### Dataset extract
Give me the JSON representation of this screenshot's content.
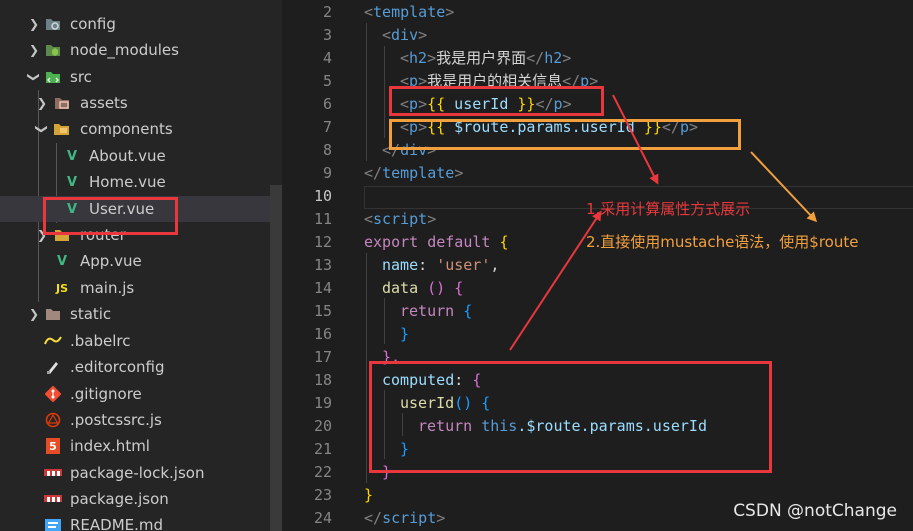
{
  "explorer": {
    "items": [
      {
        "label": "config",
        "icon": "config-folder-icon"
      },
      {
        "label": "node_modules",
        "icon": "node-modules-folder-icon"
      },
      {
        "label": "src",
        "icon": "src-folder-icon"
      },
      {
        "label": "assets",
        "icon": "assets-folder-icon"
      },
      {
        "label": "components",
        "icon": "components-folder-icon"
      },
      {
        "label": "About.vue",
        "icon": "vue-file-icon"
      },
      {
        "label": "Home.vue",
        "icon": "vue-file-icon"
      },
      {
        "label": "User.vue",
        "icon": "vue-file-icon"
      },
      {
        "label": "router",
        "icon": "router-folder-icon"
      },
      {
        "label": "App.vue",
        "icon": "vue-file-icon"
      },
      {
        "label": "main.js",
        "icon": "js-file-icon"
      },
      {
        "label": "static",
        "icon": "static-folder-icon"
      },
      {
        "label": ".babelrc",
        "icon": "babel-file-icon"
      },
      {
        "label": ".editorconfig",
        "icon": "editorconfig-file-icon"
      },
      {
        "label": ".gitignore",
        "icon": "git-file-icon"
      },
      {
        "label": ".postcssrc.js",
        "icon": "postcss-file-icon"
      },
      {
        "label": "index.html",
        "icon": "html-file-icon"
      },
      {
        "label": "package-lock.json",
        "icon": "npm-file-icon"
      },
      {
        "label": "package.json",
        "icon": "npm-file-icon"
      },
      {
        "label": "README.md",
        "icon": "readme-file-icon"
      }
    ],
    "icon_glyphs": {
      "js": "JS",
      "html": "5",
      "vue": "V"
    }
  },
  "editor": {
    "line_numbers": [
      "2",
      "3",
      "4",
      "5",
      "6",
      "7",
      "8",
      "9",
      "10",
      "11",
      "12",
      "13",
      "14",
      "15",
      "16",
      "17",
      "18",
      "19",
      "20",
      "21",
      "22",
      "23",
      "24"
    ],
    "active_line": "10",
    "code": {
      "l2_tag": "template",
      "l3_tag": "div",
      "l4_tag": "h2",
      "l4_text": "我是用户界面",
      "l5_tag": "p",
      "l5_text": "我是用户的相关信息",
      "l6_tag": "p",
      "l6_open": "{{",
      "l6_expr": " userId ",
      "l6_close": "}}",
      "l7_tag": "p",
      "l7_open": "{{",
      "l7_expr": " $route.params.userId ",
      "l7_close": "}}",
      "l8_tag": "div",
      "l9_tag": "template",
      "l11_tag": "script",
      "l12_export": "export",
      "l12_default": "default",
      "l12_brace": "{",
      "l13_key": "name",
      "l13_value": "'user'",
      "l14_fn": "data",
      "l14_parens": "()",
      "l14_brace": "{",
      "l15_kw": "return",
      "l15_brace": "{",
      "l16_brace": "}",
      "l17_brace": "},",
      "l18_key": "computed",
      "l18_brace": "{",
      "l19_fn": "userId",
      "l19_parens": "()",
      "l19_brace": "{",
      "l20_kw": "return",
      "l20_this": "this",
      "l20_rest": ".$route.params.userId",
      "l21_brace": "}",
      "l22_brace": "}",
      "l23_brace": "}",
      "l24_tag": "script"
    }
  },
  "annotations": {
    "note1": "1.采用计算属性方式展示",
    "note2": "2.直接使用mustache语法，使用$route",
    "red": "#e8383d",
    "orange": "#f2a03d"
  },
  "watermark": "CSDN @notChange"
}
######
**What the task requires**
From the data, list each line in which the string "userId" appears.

**Finished task**
      "l6_expr": " userId ",
      "l7_expr": " $route.params.userId ",
      "l19_fn": "userId",
      "l20_rest": ".$route.params.userId",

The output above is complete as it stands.